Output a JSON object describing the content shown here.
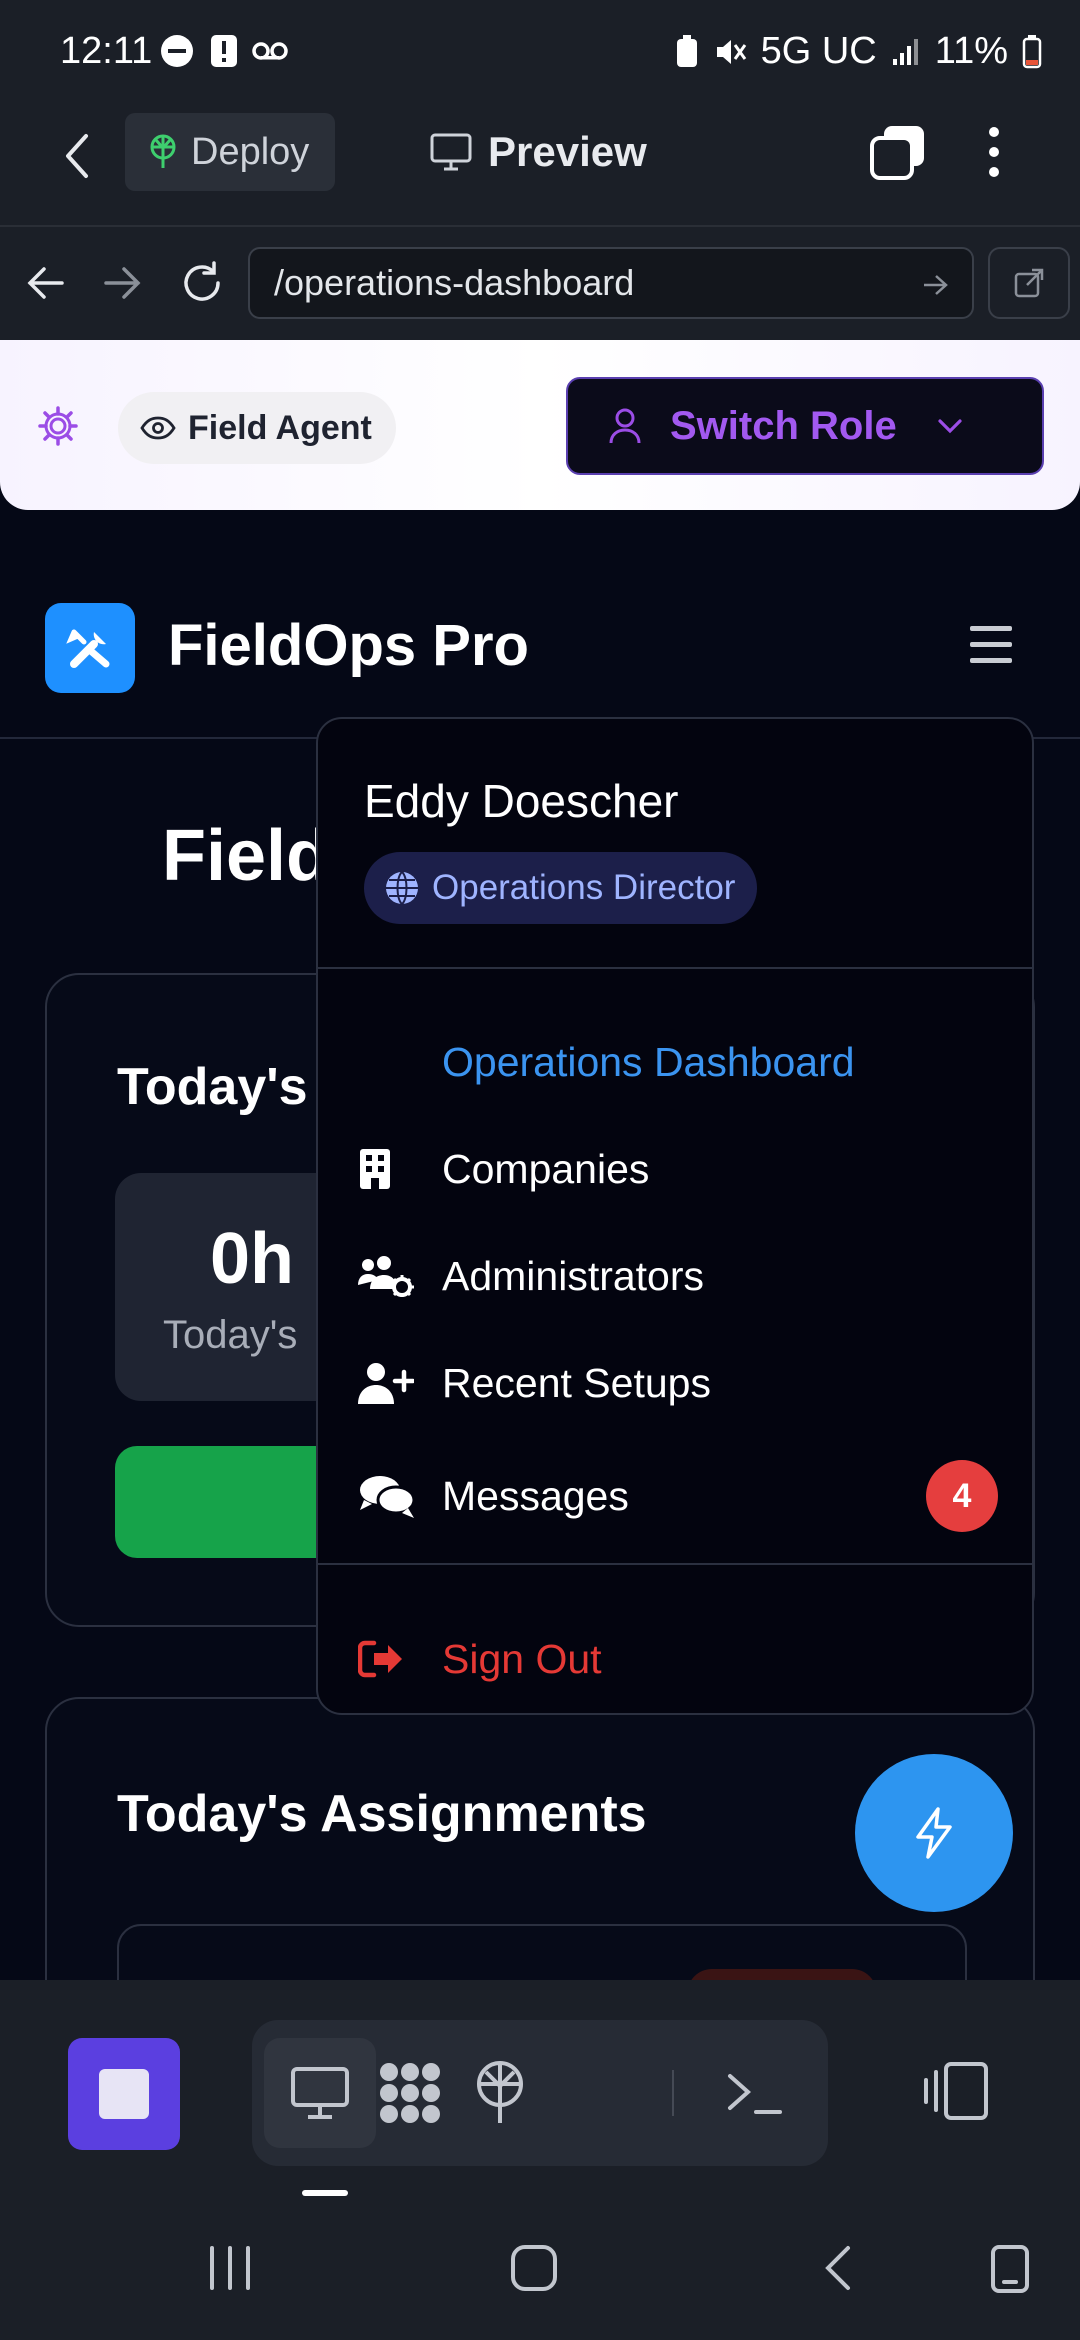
{
  "status_bar": {
    "time": "12:11",
    "network": "5G UC",
    "battery": "11%"
  },
  "app_bar": {
    "deploy_label": "Deploy",
    "preview_label": "Preview"
  },
  "url_bar": {
    "url": "/operations-dashboard"
  },
  "role_bar": {
    "current_role": "Field Agent",
    "switch_label": "Switch Role"
  },
  "header": {
    "brand": "FieldOps Pro"
  },
  "page": {
    "title_partial": "Field",
    "card1_title": "Today's T",
    "stat_value": "0h",
    "stat_label": "Today's",
    "card2_title": "Today's Assignments"
  },
  "menu": {
    "user_name": "Eddy Doescher",
    "user_role": "Operations Director",
    "items": [
      {
        "label": "Operations Dashboard",
        "icon": "none",
        "active": true
      },
      {
        "label": "Companies",
        "icon": "building-icon"
      },
      {
        "label": "Administrators",
        "icon": "users-cog-icon"
      },
      {
        "label": "Recent Setups",
        "icon": "user-plus-icon"
      },
      {
        "label": "Messages",
        "icon": "comments-icon",
        "badge": "4"
      }
    ],
    "sign_out": "Sign Out"
  },
  "colors": {
    "accent_blue": "#2d95f0",
    "purple": "#a259f0",
    "danger": "#e53935",
    "success": "#16a34a"
  }
}
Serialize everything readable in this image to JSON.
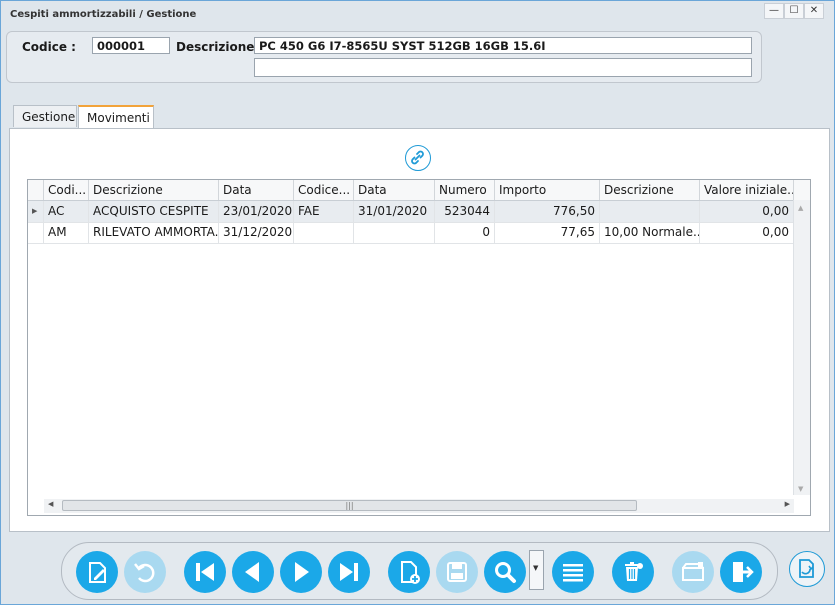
{
  "window": {
    "title": "Cespiti ammortizzabili / Gestione",
    "minimize": "—",
    "maximize": "☐",
    "close": "✕"
  },
  "header": {
    "codice_label": "Codice :",
    "codice_value": "000001",
    "descrizione_label": "Descrizione :",
    "descrizione_value": "PC 450 G6 I7-8565U SYST 512GB 16GB 15.6I",
    "descrizione2_value": ""
  },
  "tabs": [
    {
      "label": "Gestione",
      "active": false
    },
    {
      "label": "Movimenti",
      "active": true
    }
  ],
  "grid": {
    "columns": [
      "Codi...",
      "Descrizione",
      "Data",
      "Codice...",
      "Data",
      "Numero",
      "Importo",
      "Descrizione",
      "Valore iniziale..."
    ],
    "rows": [
      [
        "AC",
        "ACQUISTO CESPITE",
        "23/01/2020",
        "FAE",
        "31/01/2020",
        "523044",
        "776,50",
        "",
        "0,00"
      ],
      [
        "AM",
        "RILEVATO AMMORTA...",
        "31/12/2020",
        "",
        "",
        "0",
        "77,65",
        "10,00 Normale...",
        "0,00"
      ]
    ],
    "scroll_grip": "|||"
  },
  "toolbar": {
    "icons": [
      "edit-document-icon",
      "undo-icon",
      "first-record-icon",
      "previous-record-icon",
      "next-record-icon",
      "last-record-icon",
      "new-document-icon",
      "save-icon",
      "search-icon",
      "list-icon",
      "delete-icon",
      "archive-icon",
      "exit-icon"
    ]
  },
  "colors": {
    "accent": "#1ba8e8",
    "accent_disabled": "#a9d9f0",
    "tab_highlight": "#f2a33a"
  }
}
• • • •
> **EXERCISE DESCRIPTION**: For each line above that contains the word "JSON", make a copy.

> **EXERCISE SOLUTION**:
Output a JSON object describing the content shown here.
Serialize everything readable in this image to JSON.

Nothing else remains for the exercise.